Crucially, all three passages are speaking about the same thing: the faithfulness of appointed leaders in their respective roles. The bridesmaids are actually church leaders. Their assignment is to give light to the Bride of Christ, though she goes unmentioned in the parable. The foolish bridesmaids fail the Bride the worst the very moment she need them most. They let the fire go out before the Groom arrives. They give no light to the Bride. This particular interpretation might seem to be a stretch, if not for the passage that comes immediately before and the passage that comes immediately after. Jesus is speaking to just one topic, the rewards or the punishment that await his appointed servants based on their degree of faithfulness in serving him and his Bride, the Church.     

An astute family member of mine pointed out that Jesus does something very similar in Luke 15: He uses three consecutive parables to illustrate his one point there, which is just how graciously and lavishly God responds to genuine repentance.

Back to this parable, then. The bridesmaids are church leaders entrusted with preparing and teaching the truth of God’s Word. The wise bridesmaids are diligent and faithful in preparing and teaching the truth. The flame of the Holy Spirit continues to shine where they serve because they persist and continue to present the pure truth of the Word, especially in the darkest hour. The foolish bridesmaids have also been entrusted with the solemn responsibility of presenting the truth of the Word, but they fail to do so adequately, and thus the flame of the Spirit is extinguished where they serve. Ultimately, because they have failed to do their part in keeping the flame of the Spirit lit, the foolish bridesmaids themselves are denied entrance into the Kingdom. They are left behind and shut out. Terrifying.

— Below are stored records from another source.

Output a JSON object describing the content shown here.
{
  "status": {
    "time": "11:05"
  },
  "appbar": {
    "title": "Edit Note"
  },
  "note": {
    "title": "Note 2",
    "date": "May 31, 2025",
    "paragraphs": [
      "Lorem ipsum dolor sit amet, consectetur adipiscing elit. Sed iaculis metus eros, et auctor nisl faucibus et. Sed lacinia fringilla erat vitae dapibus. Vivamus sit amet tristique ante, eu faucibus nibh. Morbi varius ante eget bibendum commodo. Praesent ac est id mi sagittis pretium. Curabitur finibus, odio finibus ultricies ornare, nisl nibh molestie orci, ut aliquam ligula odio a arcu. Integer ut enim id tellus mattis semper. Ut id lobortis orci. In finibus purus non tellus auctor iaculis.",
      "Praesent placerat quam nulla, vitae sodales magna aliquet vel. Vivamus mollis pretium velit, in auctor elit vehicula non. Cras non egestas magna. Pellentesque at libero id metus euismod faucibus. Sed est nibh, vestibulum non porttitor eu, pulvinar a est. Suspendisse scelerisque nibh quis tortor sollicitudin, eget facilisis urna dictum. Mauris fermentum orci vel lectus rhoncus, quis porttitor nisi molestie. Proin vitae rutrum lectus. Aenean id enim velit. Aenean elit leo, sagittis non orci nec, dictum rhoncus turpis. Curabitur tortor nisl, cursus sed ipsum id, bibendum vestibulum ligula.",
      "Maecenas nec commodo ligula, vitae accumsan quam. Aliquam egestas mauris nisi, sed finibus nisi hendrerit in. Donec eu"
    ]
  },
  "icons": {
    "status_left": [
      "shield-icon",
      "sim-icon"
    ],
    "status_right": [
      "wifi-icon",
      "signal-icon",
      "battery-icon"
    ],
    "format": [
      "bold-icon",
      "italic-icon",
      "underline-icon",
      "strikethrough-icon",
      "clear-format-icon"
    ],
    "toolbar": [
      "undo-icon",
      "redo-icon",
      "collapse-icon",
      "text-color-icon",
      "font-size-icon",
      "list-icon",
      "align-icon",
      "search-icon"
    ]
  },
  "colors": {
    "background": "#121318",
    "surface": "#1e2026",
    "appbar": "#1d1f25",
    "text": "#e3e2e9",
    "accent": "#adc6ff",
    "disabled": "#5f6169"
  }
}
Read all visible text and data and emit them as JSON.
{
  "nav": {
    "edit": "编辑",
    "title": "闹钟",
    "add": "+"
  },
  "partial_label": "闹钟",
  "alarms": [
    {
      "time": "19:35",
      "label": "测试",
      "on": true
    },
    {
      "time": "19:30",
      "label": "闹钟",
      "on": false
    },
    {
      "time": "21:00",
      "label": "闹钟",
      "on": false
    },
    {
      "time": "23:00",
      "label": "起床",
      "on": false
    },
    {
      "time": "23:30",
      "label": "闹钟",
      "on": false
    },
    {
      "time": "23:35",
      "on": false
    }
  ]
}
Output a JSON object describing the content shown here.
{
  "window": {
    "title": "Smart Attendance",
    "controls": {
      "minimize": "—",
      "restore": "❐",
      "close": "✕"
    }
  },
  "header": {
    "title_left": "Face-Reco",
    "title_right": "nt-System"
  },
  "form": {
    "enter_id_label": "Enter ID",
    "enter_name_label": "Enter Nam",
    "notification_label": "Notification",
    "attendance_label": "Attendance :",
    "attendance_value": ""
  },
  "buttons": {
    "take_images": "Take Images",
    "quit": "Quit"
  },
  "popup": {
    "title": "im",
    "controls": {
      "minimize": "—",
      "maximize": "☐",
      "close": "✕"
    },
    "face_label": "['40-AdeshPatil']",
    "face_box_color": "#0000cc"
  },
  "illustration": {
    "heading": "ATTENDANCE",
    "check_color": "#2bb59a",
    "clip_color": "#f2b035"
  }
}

This is sobering stuff. Bridesmaids, beware: You are responsible to continually light the way for the people of God. Give me oil for my lamp; keep me burning. Give me oil for my lamp, I pray.